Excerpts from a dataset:
☆ ☆ ☆ ☆ ☆ ☆ ☆

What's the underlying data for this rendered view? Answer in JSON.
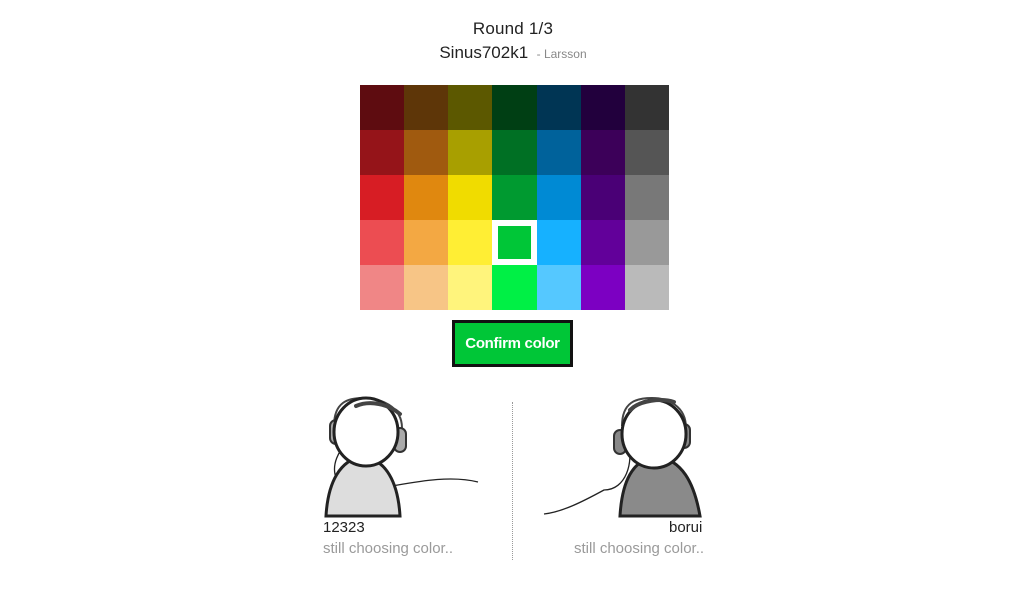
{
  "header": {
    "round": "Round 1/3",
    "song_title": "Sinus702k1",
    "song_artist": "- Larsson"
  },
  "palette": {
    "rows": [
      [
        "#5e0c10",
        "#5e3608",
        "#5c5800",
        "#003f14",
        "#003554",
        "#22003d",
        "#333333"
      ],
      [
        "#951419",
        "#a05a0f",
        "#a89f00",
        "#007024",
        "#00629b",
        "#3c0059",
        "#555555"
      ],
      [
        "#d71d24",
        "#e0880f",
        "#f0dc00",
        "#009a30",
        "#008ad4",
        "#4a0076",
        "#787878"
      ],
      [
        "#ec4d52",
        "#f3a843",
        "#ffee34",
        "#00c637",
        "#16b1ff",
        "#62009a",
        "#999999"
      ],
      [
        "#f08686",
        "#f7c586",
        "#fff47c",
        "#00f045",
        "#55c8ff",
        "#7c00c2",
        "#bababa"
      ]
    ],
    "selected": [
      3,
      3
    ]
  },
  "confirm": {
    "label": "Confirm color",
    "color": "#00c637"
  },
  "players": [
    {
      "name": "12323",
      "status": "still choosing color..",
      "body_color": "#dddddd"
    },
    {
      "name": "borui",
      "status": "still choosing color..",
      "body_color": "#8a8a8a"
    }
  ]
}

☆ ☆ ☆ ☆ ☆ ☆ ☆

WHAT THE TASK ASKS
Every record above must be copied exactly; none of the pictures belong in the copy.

SOLUTION FOR THIS TASK
What's the underlying data for this rendered view? Answer in JSON.
{
  "header": {
    "round": "Round 1/3",
    "song_title": "Sinus702k1",
    "song_artist": "- Larsson"
  },
  "palette": {
    "rows": [
      [
        "#5e0c10",
        "#5e3608",
        "#5c5800",
        "#003f14",
        "#003554",
        "#22003d",
        "#333333"
      ],
      [
        "#951419",
        "#a05a0f",
        "#a89f00",
        "#007024",
        "#00629b",
        "#3c0059",
        "#555555"
      ],
      [
        "#d71d24",
        "#e0880f",
        "#f0dc00",
        "#009a30",
        "#008ad4",
        "#4a0076",
        "#787878"
      ],
      [
        "#ec4d52",
        "#f3a843",
        "#ffee34",
        "#00c637",
        "#16b1ff",
        "#62009a",
        "#999999"
      ],
      [
        "#f08686",
        "#f7c586",
        "#fff47c",
        "#00f045",
        "#55c8ff",
        "#7c00c2",
        "#bababa"
      ]
    ],
    "selected": [
      3,
      3
    ]
  },
  "confirm": {
    "label": "Confirm color",
    "color": "#00c637"
  },
  "players": [
    {
      "name": "12323",
      "status": "still choosing color..",
      "body_color": "#dddddd"
    },
    {
      "name": "borui",
      "status": "still choosing color..",
      "body_color": "#8a8a8a"
    }
  ]
}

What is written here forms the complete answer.